- [Work item] The result should be every line in the material below containing the string "commands".

- [Provided data]
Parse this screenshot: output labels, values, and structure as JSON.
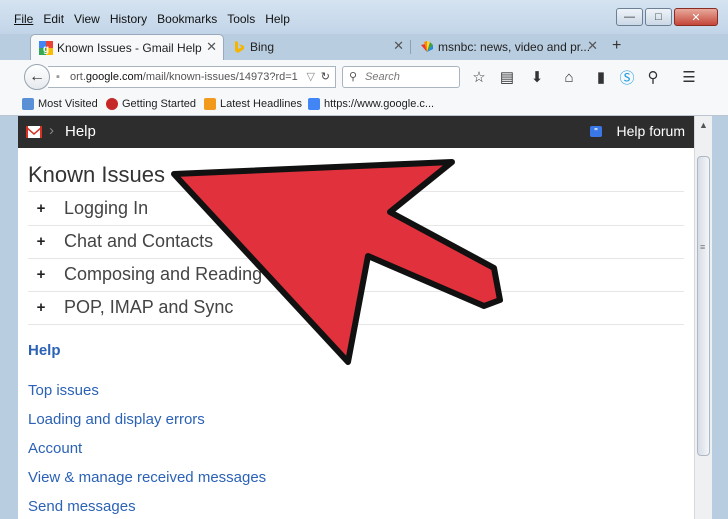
{
  "menubar": {
    "items": [
      "File",
      "Edit",
      "View",
      "History",
      "Bookmarks",
      "Tools",
      "Help"
    ]
  },
  "window_controls": {
    "minimize": "—",
    "maximize": "□",
    "close": "✕"
  },
  "tabs": [
    {
      "title": "Known Issues - Gmail Help",
      "favicon": "google-g-icon",
      "active": true
    },
    {
      "title": "Bing",
      "favicon": "bing-icon",
      "active": false
    },
    {
      "title": "msnbc: news, video and pr...",
      "favicon": "nbc-peacock-icon",
      "active": false
    }
  ],
  "new_tab_label": "+",
  "navbar": {
    "url_prefix": "ort.",
    "url_domain": "google.com",
    "url_path": "/mail/known-issues/14973?rd=1",
    "search_placeholder": "Search"
  },
  "bookmarks": [
    {
      "label": "Most Visited",
      "icon": "most-visited-icon"
    },
    {
      "label": "Getting Started",
      "icon": "firefox-icon"
    },
    {
      "label": "Latest Headlines",
      "icon": "rss-icon"
    },
    {
      "label": "https://www.google.c...",
      "icon": "google-icon"
    }
  ],
  "gmail_bar": {
    "section": "Help",
    "forum_label": "Help forum"
  },
  "known_issues": {
    "title": "Known Issues",
    "items": [
      "Logging In",
      "Chat and Contacts",
      "Composing and Reading Mail",
      "POP, IMAP and Sync"
    ]
  },
  "help_section": {
    "heading": "Help",
    "links": [
      "Top issues",
      "Loading and display errors",
      "Account",
      "View & manage received messages",
      "Send messages"
    ]
  },
  "colors": {
    "arrow_fill": "#e0313c",
    "link": "#2b62b6",
    "gmail_bar": "#2d2d2d"
  }
}
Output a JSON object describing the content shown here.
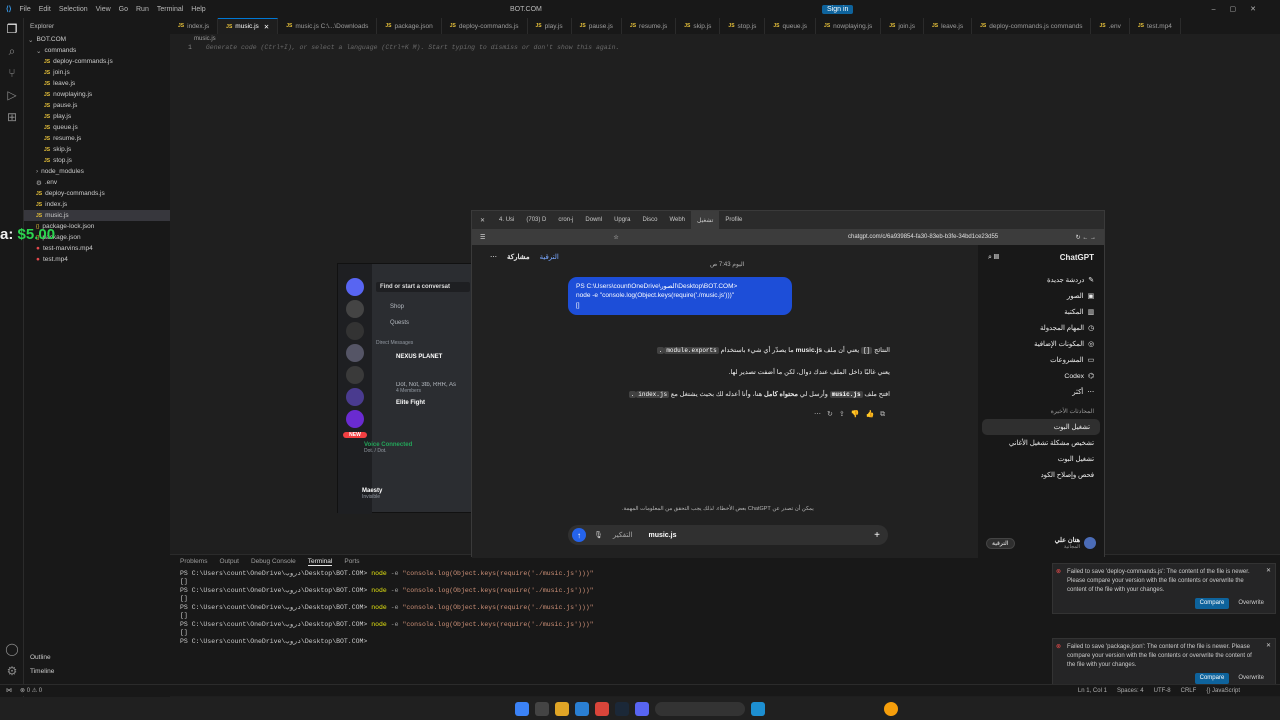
{
  "vscode": {
    "title": "BOT.COM",
    "menu": [
      "File",
      "Edit",
      "Selection",
      "View",
      "Go",
      "Run",
      "Terminal",
      "Help"
    ],
    "sign_in": "Sign in",
    "explorer_title": "Explorer",
    "tree": [
      {
        "label": "BOT.COM",
        "indent": 0,
        "type": "folder-open"
      },
      {
        "label": "commands",
        "indent": 1,
        "type": "folder-open"
      },
      {
        "label": "deploy-commands.js",
        "indent": 2,
        "type": "js"
      },
      {
        "label": "join.js",
        "indent": 2,
        "type": "js"
      },
      {
        "label": "leave.js",
        "indent": 2,
        "type": "js"
      },
      {
        "label": "nowplaying.js",
        "indent": 2,
        "type": "js"
      },
      {
        "label": "pause.js",
        "indent": 2,
        "type": "js"
      },
      {
        "label": "play.js",
        "indent": 2,
        "type": "js"
      },
      {
        "label": "queue.js",
        "indent": 2,
        "type": "js"
      },
      {
        "label": "resume.js",
        "indent": 2,
        "type": "js"
      },
      {
        "label": "skip.js",
        "indent": 2,
        "type": "js"
      },
      {
        "label": "stop.js",
        "indent": 2,
        "type": "js"
      },
      {
        "label": "node_modules",
        "indent": 1,
        "type": "folder"
      },
      {
        "label": ".env",
        "indent": 1,
        "type": "env"
      },
      {
        "label": "deploy-commands.js",
        "indent": 1,
        "type": "js"
      },
      {
        "label": "index.js",
        "indent": 1,
        "type": "js"
      },
      {
        "label": "music.js",
        "indent": 1,
        "type": "js",
        "selected": true
      },
      {
        "label": "package-lock.json",
        "indent": 1,
        "type": "json"
      },
      {
        "label": "package.json",
        "indent": 1,
        "type": "json"
      },
      {
        "label": "test-marvins.mp4",
        "indent": 1,
        "type": "media"
      },
      {
        "label": "test.mp4",
        "indent": 1,
        "type": "media"
      }
    ],
    "outline_label": "Outline",
    "timeline_label": "Timeline",
    "tabs": [
      "index.js",
      "music.js",
      "music.js C:\\...\\Downloads",
      "package.json",
      "deploy-commands.js",
      "play.js",
      "pause.js",
      "resume.js",
      "skip.js",
      "stop.js",
      "queue.js",
      "nowplaying.js",
      "join.js",
      "leave.js",
      "deploy-commands.js commands",
      ".env",
      "test.mp4"
    ],
    "breadcrumb": "music.js",
    "line_number": "1",
    "editor_hint": "Generate code (Ctrl+I), or select a language (Ctrl+K M). Start typing to dismiss or don't show this again.",
    "panel_tabs": [
      "Problems",
      "Output",
      "Debug Console",
      "Terminal",
      "Ports"
    ],
    "terminal": [
      {
        "prompt": "PS C:\\Users\\count\\OneDrive\\دروب\\Desktop\\BOT.COM>",
        "cmd": "node",
        "flag": "-e",
        "arg": "\"console.log(Object.keys(require('./music.js')))\""
      },
      {
        "output": "[]"
      },
      {
        "prompt": "PS C:\\Users\\count\\OneDrive\\دروب\\Desktop\\BOT.COM>",
        "cmd": "node",
        "flag": "-e",
        "arg": "\"console.log(Object.keys(require('./music.js')))\""
      },
      {
        "output": "[]"
      },
      {
        "prompt": "PS C:\\Users\\count\\OneDrive\\دروب\\Desktop\\BOT.COM>",
        "cmd": "node",
        "flag": "-e",
        "arg": "\"console.log(Object.keys(require('./music.js')))\""
      },
      {
        "output": "[]"
      },
      {
        "prompt": "PS C:\\Users\\count\\OneDrive\\دروب\\Desktop\\BOT.COM>",
        "cmd": "node",
        "flag": "-e",
        "arg": "\"console.log(Object.keys(require('./music.js')))\""
      },
      {
        "output": "[]"
      },
      {
        "prompt": "PS C:\\Users\\count\\OneDrive\\دروب\\Desktop\\BOT.COM>",
        "cmd": "",
        "flag": "",
        "arg": ""
      }
    ],
    "status_left": "⊗ 0 ⚠ 0",
    "status_right": [
      "Ln 1, Col 1",
      "Spaces: 4",
      "UTF-8",
      "CRLF",
      "{} JavaScript"
    ],
    "notifications": [
      {
        "text": "Failed to save 'deploy-commands.js': The content of the file is newer. Please compare your version with the file contents or overwrite the content of the file with your changes.",
        "compare": "Compare",
        "overwrite": "Overwrite"
      },
      {
        "text": "Failed to save 'package.json': The content of the file is newer. Please compare your version with the file contents or overwrite the content of the file with your changes.",
        "compare": "Compare",
        "overwrite": "Overwrite"
      }
    ]
  },
  "overlay_price": {
    "label": "a:",
    "value": "$5.00"
  },
  "discord": {
    "search": "Find or start a conversat",
    "shop": "Shop",
    "quests": "Quests",
    "dm_header": "Direct Messages",
    "dms": [
      "NEXUS PLANET",
      "Dot, Not, 3tb, RRR, As",
      "Elite Fight"
    ],
    "dm_sub": "4 Members",
    "new_badge": "NEW",
    "voice_status": "Voice Connected",
    "voice_sub": "Dot. / Dot.",
    "user": "Maesty",
    "user_status": "Invisible"
  },
  "chrome": {
    "tabs": [
      "4. Usi",
      "(703) D",
      "cron-j",
      "Downl",
      "Upgra",
      "Disco",
      "Webh",
      "تشغيل",
      "Profile"
    ],
    "url": "chatgpt.com/c/6a939854-fa30-83eb-b3fe-34bd1ce23d55"
  },
  "chatgpt": {
    "brand": "ChatGPT",
    "sidebar_items": [
      "دردشة جديدة",
      "الصور",
      "المكتبة",
      "المهام المجدولة",
      "المكونات الإضافية",
      "المشروعات",
      "Codex",
      "أكثر"
    ],
    "recent_header": "المحادثات الأخيرة",
    "recent": [
      "تشغيل البوت",
      "تشخيص مشكلة تشغيل الأغاني",
      "تشغيل البوت",
      "فحص وإصلاح الكود"
    ],
    "user_name": "هتان علي",
    "user_plan": "المجانية",
    "upgrade": "الترقية",
    "header_share": "مشاركة",
    "header_upgrade": "الترقية",
    "time": "اليوم 7:43 ص",
    "user_message": "PS C:\\Users\\count\\OneDrive\\الصور\\Desktop\\BOT.COM>\nnode -e \"console.log(Object.keys(require('./music.js')))\"\n[]",
    "answer_lines": [
      [
        "النتائج ",
        "[]",
        " يعني أن ملف ",
        "music.js",
        " ما يصدّر أي شيء باستخدام ",
        "module.exports",
        "."
      ],
      [
        "يعني غالبًا داخل الملف عندك دوال، لكن ما أضفت تصدير لها."
      ],
      [
        "افتح ملف ",
        "music.js",
        " وأرسل لي ",
        "محتواه كامل",
        " هنا، وأنا أعدله لك بحيث يشتغل مع ",
        "index.js",
        "."
      ]
    ],
    "disclaimer": "يمكن أن تصدر عن ChatGPT بعض الأخطاء. لذلك يجب التحقق من المعلومات المهمة.",
    "composer_text": "music.js",
    "think_label": "التفكير"
  },
  "tray": {
    "weather": "Sunny",
    "time": "--"
  }
}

- [Output below]
        "label": "commands",
        "label": "deploy-commands.js",
        "label": "deploy-commands.js",
      "deploy-commands.js",
      "deploy-commands.js commands",
        "text": "Failed to save 'deploy-commands.js': The content of the file is newer. Please compare your version with the file contents or overwrite the content of the file with your changes.",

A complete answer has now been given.